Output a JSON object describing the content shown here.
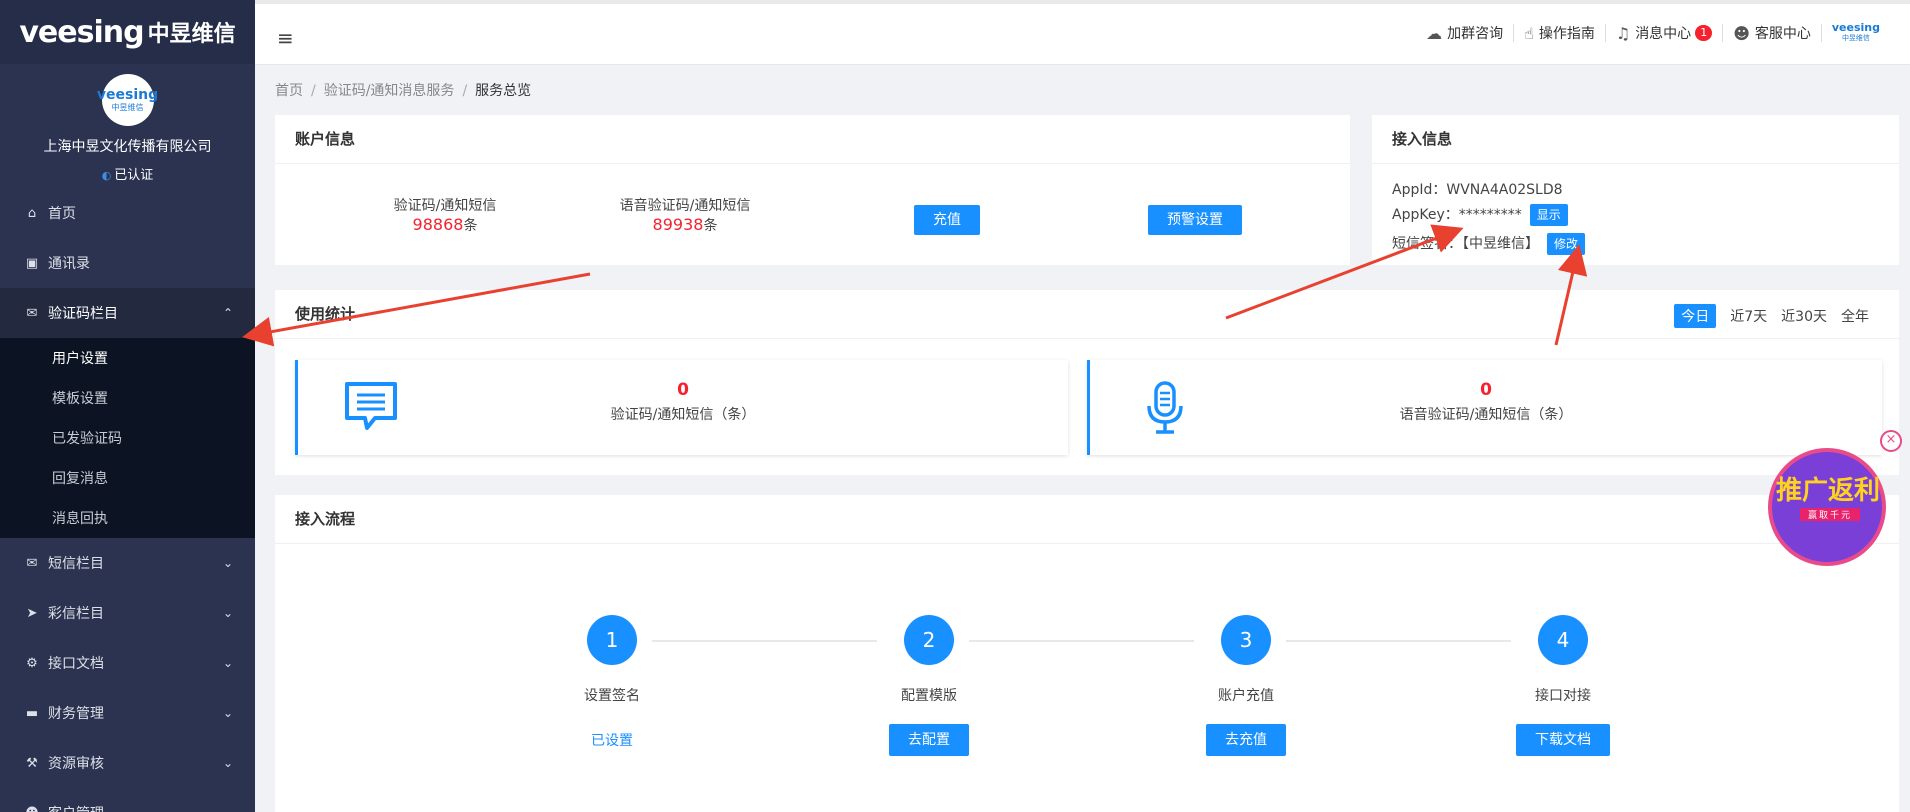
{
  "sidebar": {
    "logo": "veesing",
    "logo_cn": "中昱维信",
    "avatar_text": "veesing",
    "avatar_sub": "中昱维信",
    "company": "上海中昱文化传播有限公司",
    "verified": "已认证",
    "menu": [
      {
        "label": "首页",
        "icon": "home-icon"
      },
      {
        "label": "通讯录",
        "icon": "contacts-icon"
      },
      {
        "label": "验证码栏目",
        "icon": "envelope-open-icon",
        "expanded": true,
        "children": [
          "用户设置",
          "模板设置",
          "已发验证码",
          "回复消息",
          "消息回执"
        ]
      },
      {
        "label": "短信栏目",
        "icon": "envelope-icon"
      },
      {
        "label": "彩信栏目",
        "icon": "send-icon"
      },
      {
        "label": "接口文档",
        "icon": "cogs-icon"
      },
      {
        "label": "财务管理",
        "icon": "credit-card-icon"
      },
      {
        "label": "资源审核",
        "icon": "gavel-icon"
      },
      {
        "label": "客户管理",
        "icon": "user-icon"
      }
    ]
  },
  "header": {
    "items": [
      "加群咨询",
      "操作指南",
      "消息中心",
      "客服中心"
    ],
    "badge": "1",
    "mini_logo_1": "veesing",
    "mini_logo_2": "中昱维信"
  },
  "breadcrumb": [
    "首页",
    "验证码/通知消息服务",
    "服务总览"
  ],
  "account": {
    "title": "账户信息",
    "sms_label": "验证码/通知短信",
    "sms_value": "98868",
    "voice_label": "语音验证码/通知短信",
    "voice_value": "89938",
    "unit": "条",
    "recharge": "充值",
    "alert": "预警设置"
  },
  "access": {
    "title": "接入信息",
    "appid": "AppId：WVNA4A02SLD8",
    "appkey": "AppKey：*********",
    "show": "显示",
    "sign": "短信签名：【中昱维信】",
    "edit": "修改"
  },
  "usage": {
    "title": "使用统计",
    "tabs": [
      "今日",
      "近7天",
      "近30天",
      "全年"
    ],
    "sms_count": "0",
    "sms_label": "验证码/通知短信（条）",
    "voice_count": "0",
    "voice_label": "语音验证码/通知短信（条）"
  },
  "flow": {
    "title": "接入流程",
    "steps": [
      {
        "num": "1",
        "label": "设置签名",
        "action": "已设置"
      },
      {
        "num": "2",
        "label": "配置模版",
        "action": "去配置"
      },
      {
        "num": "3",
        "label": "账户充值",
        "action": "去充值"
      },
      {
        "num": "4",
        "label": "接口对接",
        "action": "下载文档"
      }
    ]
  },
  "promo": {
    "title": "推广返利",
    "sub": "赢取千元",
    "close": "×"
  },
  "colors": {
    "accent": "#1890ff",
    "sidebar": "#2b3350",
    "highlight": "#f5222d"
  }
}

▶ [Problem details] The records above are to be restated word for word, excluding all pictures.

▶ [Written reply]
Output a JSON object describing the content shown here.
{
  "sidebar": {
    "logo": "veesing",
    "logo_cn": "中昱维信",
    "avatar_text": "veesing",
    "avatar_sub": "中昱维信",
    "company": "上海中昱文化传播有限公司",
    "verified": "已认证",
    "menu": [
      {
        "label": "首页",
        "icon": "home-icon"
      },
      {
        "label": "通讯录",
        "icon": "contacts-icon"
      },
      {
        "label": "验证码栏目",
        "icon": "envelope-open-icon",
        "expanded": true,
        "children": [
          "用户设置",
          "模板设置",
          "已发验证码",
          "回复消息",
          "消息回执"
        ]
      },
      {
        "label": "短信栏目",
        "icon": "envelope-icon"
      },
      {
        "label": "彩信栏目",
        "icon": "send-icon"
      },
      {
        "label": "接口文档",
        "icon": "cogs-icon"
      },
      {
        "label": "财务管理",
        "icon": "credit-card-icon"
      },
      {
        "label": "资源审核",
        "icon": "gavel-icon"
      },
      {
        "label": "客户管理",
        "icon": "user-icon"
      }
    ]
  },
  "header": {
    "items": [
      "加群咨询",
      "操作指南",
      "消息中心",
      "客服中心"
    ],
    "badge": "1",
    "mini_logo_1": "veesing",
    "mini_logo_2": "中昱维信"
  },
  "breadcrumb": [
    "首页",
    "验证码/通知消息服务",
    "服务总览"
  ],
  "account": {
    "title": "账户信息",
    "sms_label": "验证码/通知短信",
    "sms_value": "98868",
    "voice_label": "语音验证码/通知短信",
    "voice_value": "89938",
    "unit": "条",
    "recharge": "充值",
    "alert": "预警设置"
  },
  "access": {
    "title": "接入信息",
    "appid": "AppId：WVNA4A02SLD8",
    "appkey": "AppKey：*********",
    "show": "显示",
    "sign": "短信签名：【中昱维信】",
    "edit": "修改"
  },
  "usage": {
    "title": "使用统计",
    "tabs": [
      "今日",
      "近7天",
      "近30天",
      "全年"
    ],
    "sms_count": "0",
    "sms_label": "验证码/通知短信（条）",
    "voice_count": "0",
    "voice_label": "语音验证码/通知短信（条）"
  },
  "flow": {
    "title": "接入流程",
    "steps": [
      {
        "num": "1",
        "label": "设置签名",
        "action": "已设置"
      },
      {
        "num": "2",
        "label": "配置模版",
        "action": "去配置"
      },
      {
        "num": "3",
        "label": "账户充值",
        "action": "去充值"
      },
      {
        "num": "4",
        "label": "接口对接",
        "action": "下载文档"
      }
    ]
  },
  "promo": {
    "title": "推广返利",
    "sub": "赢取千元",
    "close": "×"
  },
  "colors": {
    "accent": "#1890ff",
    "sidebar": "#2b3350",
    "highlight": "#f5222d"
  }
}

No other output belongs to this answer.